Given the health and safety concerns, the pressure on reducing capital expenditures, and the large-scale migration of employees from an office environment to a work-from-home situation, the AEC industry is likely to not only see impacts to design and construction projects in the commercial real estate market, but also in the way their offices operate. These dynamics are tricky, but the AEC firms that support this market space should be prepared to help clients redesign and renovate their spaces to accommodate workforce health and safety concerns as companies look to reintroduce their staff to commercial real-estate or office environments. Furthermore, office dynamics may lead to overall streamlining of processes/procedures, back-office support, and personnel for many AEC companies in our industry. Finally, the pandemic has highlighted that investments into the country’s digital infrastructure is a wise investment, so we are likely to see further investment in broadband and information systems. Therefore, innovation and new ways of doing business will play a key role in developing the solutions for the future for both our clients and the AEC industry at large.

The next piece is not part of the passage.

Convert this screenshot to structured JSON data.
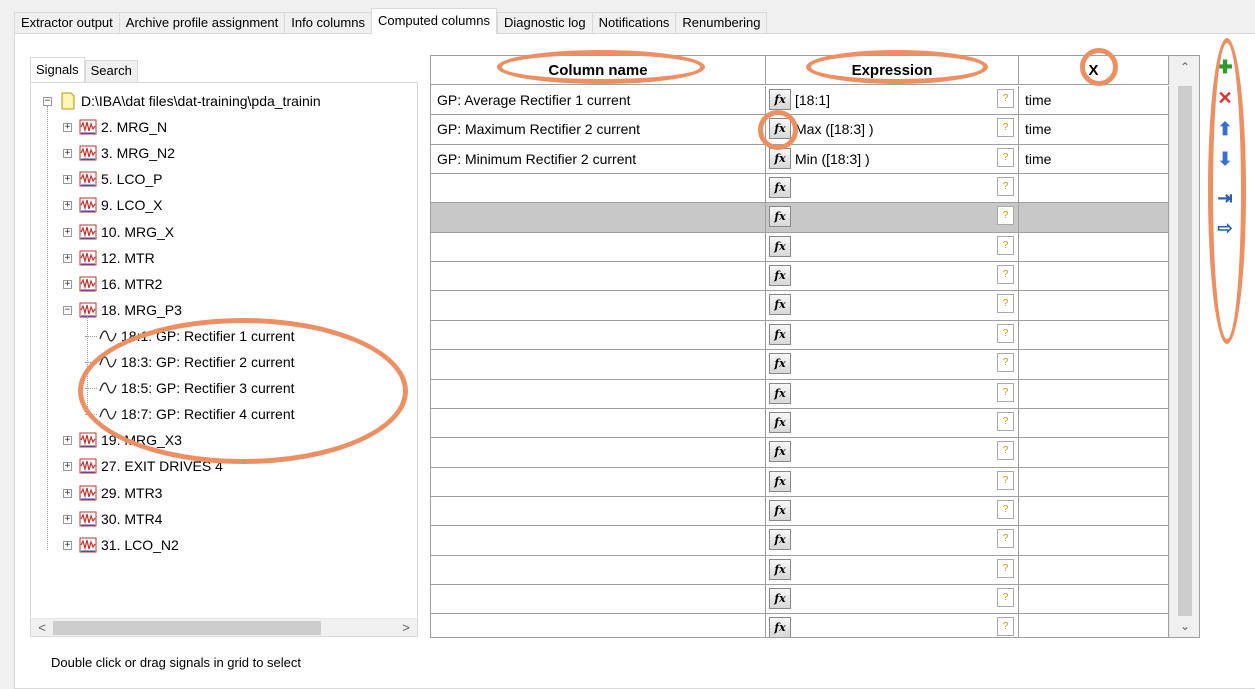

Acceleration of Digital Solutions & Technology
A common theme or thread throughout this article is the need for the AEC industry to be prepared to look at things in a new or different way. The AEC industry is not necessarily known for its cutting-edge approaches when compared to other industries. However, in recent years the industry has seen dynamic change and growth in digital design, BIM modeling, digital twins, new construction materials and processes, robotics or autonomous equipment, modular construction, and broader use of automation and artificial intelligence in delivering AEC services. The COVID-19 pandemic has upended or called into question much of the traditional methodologies that businesses have grown accustomed to. And in time of crisis, such as in wartime or disasters, we have historically seen rapid advancements in new technologies and drastic innovation. The AEC industry is in such a moment.
For firms that are looking at what’s next and to the future, now is the time to embrace digital transformation and leverage technological solutions that reduce workforce exposure to health and safety and improve efficiencies and quality, while helping to accelerate client’s projects and timelines as they reinvent or retool their business for the future. Firms within the AEC industry who are earlier adaptors to many of the items previously mentioned above are likely to have a tremendous advantage in the next phase of the COVID-19 pandemic.
The COVID-19 pandemic will drive change and have similar long-term large-scale impacts to our society. However, given the scale and severity of the COVID-19 crisis, it is likely that we may experience deeper and longer change than at any other time in our lifetime. It is critical we begin to think about what the “new normal” will look like, address the market changes seen to date caused by the COVID-19 pandemic as well as explore the potential challenges and opportunities that face the AEC industry in a post-COVID-19 world.